Stargazers around the world have enjoyed a view of a global lunar eclipse, delighting people from Dehli to Dublin.
The partial eclipse was visible in nearly every part of the world except for North America and the polar climes of Greenland and northern Russia.
In Australia and Asia, the eclipse was visible in the early hours of Wednesday morning and, in Europe, it was visible on Tuesday evening as the sun went down.
In Sydney a local cameraman captured the eclipse as it hung above Sydney Harbour at dawn.
In Delhi, the eclipse began just after midnight.
And across Europe and the UK, the stunning sight appeared in the summer sky.
An unexpected treat during our vacation in France: A partial lunar eclipse. pic.twitter.com/o3UzXZFFJQ— Jim Zarroli (@JimZarroli) July 16, 2019
Lunar eclipses occur when the Earth passes between the sun and the moon, which casts a shadow across the moon, making parts of it appear to disappear.
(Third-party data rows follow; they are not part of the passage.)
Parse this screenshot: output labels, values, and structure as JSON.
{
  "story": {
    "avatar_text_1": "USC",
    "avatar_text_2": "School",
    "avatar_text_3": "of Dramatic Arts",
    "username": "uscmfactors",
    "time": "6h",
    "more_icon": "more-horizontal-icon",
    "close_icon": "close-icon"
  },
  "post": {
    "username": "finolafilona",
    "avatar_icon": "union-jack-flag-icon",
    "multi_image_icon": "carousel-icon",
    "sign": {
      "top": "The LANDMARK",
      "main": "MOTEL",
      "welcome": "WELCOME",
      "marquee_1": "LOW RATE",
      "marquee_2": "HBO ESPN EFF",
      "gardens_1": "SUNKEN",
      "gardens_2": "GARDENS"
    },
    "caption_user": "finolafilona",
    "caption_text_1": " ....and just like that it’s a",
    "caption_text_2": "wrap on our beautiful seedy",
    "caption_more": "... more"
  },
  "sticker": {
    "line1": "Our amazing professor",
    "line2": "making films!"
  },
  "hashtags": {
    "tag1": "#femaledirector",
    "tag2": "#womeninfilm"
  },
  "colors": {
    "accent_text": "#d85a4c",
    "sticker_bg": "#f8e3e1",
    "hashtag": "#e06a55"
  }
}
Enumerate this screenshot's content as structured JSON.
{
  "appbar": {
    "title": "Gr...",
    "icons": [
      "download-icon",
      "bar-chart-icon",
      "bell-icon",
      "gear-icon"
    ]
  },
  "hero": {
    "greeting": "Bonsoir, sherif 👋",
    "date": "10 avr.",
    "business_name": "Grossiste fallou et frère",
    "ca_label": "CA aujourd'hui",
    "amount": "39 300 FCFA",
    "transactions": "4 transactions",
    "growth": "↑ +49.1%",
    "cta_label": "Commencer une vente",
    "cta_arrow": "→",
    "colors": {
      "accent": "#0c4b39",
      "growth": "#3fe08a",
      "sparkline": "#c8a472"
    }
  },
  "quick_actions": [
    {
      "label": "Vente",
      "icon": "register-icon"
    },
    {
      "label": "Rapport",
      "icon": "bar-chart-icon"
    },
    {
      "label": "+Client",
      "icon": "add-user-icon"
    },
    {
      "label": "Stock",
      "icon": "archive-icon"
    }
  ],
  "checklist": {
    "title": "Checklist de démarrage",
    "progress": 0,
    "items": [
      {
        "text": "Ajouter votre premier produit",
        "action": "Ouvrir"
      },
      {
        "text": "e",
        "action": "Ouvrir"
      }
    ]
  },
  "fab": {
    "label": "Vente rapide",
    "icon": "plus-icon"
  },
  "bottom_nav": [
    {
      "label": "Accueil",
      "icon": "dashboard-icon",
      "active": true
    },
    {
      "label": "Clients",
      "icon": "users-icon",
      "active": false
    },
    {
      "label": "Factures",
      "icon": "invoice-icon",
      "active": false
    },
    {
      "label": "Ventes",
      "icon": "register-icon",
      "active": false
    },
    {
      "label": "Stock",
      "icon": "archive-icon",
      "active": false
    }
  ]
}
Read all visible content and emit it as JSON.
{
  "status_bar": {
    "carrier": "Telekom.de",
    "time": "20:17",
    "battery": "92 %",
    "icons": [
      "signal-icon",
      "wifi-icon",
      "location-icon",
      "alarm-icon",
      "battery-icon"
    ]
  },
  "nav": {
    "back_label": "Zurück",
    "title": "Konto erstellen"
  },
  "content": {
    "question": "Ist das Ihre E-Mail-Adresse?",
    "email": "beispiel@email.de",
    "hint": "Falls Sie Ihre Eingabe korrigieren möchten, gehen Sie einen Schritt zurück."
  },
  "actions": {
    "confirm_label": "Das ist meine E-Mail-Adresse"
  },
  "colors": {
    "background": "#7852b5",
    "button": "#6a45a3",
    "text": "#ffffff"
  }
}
In the UK, the Earth’s outer shadow or penumbra, crossed the moon at 19.45 BST on Tuesday, the mid-eclipse occurred at 22.32 BST, and the eclipse finished at 01.15 BST on Wednesday.